Nonnegative Matrix Factorization (NMF) has attracted much attention during the past decade as a dimension reduction method in data mining and analytics. NMF gives a lower rank approximation formed by two nonnegative factors, providing more meaningful results with better interpretation in many applications. Numerous success stories were reported in application areas including text processing, computer vision, bioinformatics, and chemometrics.
In this talk we review several NMF algorithms with Frobenius norm minimization available in the literature using a block coordinate descent framework. This framework readily allows us to understand various properties of several of the promising NMF algorithms such as those based on alternating nonnegativity constrained least squares (ANLS). We also introduce fast algorithms that utilize active-set type methods and ANLS. Many of these algorithms can be naturally extended to obtain nonnegative tensor factorizations (NTF) efficiently, as well as sparse NMF and NTF based on L1 norm regularization. Extensive comparisons of algorithms using various data sets from text analysis and image analysis are presented. In addition, we introduce fast NMF algorithms with Bregman divergence, adaptive NMF algorithms for rank modifications and updated data, symmetric NMF, and their performances in clustering and video analysis.
Bio: Prof. Haesun Park received her B.S. degree in Mathematics from Seoul National University, Seoul Korea, in 1981 with summa cum laude and the University President's Medal for the top graduate, and her M.S. and Ph.D. degrees in Computer Science from Cornell University, Ithaca, NY, in 1985 and 1987, respectively. She was on the faculty of the Department of Computer Science and Engineering, University of Minnesota, Twin Cities, from 1987 to 2005. From 2003 to 2005, she served as a program director for the Computing and Communication Foundations Division at the National Science Foundation, Arlington, VA, U.S.A.

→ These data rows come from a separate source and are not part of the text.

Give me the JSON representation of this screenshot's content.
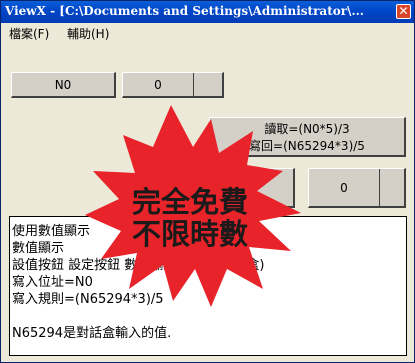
{
  "window": {
    "title": "ViewX - [C:\\Documents and Settings\\Administrator\\..."
  },
  "menu": [
    {
      "label": "檔案(F)"
    },
    {
      "label": "輔助(H)"
    }
  ],
  "buttons": {
    "n0": "N0",
    "value1": "0",
    "read_write_line1": "讀取=(N0*5)/3",
    "read_write_line2": "寫回=(N65294*3)/5",
    "value2": "0"
  },
  "textbox": {
    "lines": [
      "使用數值顯示",
      "數值顯示",
      "設值按鈕 設定按鈕 數值輸入(值輸入對話盒)",
      "寫入位址=N0",
      "寫入規則=(N65294*3)/5",
      "",
      "N65294是對話盒輸入的值."
    ]
  },
  "promo": {
    "line1": "完全免費",
    "line2": "不限時數",
    "color": "#e8232a"
  }
}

Since July 2005, she has been a professor in the School of Computational Science and Engineering at the Georgia Institute of Technology, Atlanta, Georgia. Her research interests include numerical algorithms, data analysis, visual analytics, bioinformatics, and parallel computing where she has published extensively. She is the director of the NSF/DHS FODAVA-Lead (Foundations of Data and Visual Analytics) project where the goal is to create mathematical and computational foundations for data and visual analytics. Prof. Park has served on numerous editorial boards including IEEE Transactions on Pattern Analysis and Machine Intelligence, SIAM Journal on Matrix Analysis and Applications, SIAM Journal on Scientific Computing, and has served as a conference co-chair for SIAM International Conference on Data Mining in 2008 and 2009.